In places of inner healing and turmoils even in enduring through a season of trials. Doesn’t it feel like our lives are collapsing like the mountains, when we hurt, grieve, watch our children making bad life choices, our loved ones suffering from sickness, and pain, long term or terminal illnesses?Doesn’t it sometimes feel like our jaws are quenching our hearts sunk in our bellies with deep moans of unspeakable, seemingly incorruptible, unexpressible pain. Wondering like the disciples Lord are we gonna die in this place. Praying like the psalmist our bodies quake and tremble. My life is crumbling like the mountains sinking within the seas. The depth of our very own beings.
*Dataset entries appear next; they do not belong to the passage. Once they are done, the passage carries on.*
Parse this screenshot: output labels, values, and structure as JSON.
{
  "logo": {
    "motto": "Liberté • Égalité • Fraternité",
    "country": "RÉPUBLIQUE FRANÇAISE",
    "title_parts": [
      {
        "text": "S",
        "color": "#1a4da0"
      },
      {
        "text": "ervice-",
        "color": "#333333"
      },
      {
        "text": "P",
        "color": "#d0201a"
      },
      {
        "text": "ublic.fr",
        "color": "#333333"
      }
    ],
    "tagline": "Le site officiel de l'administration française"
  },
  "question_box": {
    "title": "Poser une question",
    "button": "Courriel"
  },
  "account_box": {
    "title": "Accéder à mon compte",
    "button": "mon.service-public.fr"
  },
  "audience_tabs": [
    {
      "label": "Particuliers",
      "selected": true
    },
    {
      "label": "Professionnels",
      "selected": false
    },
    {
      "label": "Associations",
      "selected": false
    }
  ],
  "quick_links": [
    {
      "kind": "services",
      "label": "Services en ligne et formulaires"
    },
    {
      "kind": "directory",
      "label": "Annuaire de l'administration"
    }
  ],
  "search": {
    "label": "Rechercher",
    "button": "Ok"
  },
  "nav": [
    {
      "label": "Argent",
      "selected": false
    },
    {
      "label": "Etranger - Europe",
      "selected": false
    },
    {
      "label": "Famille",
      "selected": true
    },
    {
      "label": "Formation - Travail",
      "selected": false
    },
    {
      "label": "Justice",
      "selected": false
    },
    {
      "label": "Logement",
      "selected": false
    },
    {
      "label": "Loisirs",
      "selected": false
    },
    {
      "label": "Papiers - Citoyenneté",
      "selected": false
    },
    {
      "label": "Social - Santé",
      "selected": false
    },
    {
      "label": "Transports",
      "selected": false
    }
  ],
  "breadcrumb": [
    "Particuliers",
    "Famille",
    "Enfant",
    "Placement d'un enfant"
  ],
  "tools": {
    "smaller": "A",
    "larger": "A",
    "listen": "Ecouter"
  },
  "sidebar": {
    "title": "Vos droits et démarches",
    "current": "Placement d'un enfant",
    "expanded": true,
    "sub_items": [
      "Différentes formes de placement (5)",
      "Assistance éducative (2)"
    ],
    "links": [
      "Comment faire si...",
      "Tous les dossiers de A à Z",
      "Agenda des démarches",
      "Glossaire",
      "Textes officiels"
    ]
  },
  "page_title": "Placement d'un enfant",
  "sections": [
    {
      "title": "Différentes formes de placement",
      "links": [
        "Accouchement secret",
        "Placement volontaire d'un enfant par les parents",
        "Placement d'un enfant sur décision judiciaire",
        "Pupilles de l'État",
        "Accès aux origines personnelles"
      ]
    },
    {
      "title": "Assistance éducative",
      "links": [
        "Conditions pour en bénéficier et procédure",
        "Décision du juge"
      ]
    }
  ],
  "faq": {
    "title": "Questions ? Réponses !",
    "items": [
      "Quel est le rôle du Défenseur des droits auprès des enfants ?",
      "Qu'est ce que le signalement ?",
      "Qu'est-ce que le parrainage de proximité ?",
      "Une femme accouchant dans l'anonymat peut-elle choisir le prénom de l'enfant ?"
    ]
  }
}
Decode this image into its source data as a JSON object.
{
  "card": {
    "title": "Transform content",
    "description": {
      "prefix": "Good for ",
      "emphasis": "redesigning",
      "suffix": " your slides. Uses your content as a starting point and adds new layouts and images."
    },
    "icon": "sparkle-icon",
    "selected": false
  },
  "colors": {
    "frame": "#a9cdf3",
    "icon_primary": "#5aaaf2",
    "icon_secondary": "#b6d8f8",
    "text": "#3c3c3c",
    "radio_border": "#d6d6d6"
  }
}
Verses 4 & 5 from Psalms 46 reminds us to not let go like Jacob, one more step, one more prayer, one more try we could be near the breaking of day the breaking of the water for surely God is in every God ordained battle, or battle we hand over to him. The rivers signifies the holy spirit, the baptism. For it was the River Jordan that John baptized Jesus. The baptism, the help the strength, the light, the way will come. Grip onto your hope and God will make glad your whole being like a city to rise up shout and dance. For with God, like Jacob you have overcome. Like Israel God now dwells in you, He has made you his holy dwelling place He resides in you, surely He will help you shhhhhh hush my little baby mommys gonna buy you a rocking chair and if that rockimg chair dont work…shhh be still and know that I am God your present help in trouble for I am with you, I am in you. All things come together to work for my good. No weapon formed against you shall prosper, if I am for you who can be against you. For as a sinner I died for you, now that you are my child how much more shall I give to you. Praise God he changed our name. For we once were sinners all fallen short of His glory. None righteous in us – no not one. But today he has adopted us as we cry out Abba*daddy-father. He sends His spirit to pray for us in utterances on speakable. He calls us saved by grace, christians, disciples, sons and daughters, kings and queens. Hallelujah, its time to rejoice. But this is the time we need understanding, and community. So often when our healing has arrived suddenly we are misunderstood by friends, and family. We’ve grown, we’ve changed. Some will see and celebrate with you. Some will grow worried, maybe even angue for your change no longer fits their purpose or confusion, and instability sets in. You become confused, they become intolerant. There is an adjustment period where you need to settle into yourself and others need to reaccess, adjust and learn to accept and love the new you. This is the nations of our families the kingdoms of our cultures and societal norms that begin to rage against the change (Christ) in us. Selah!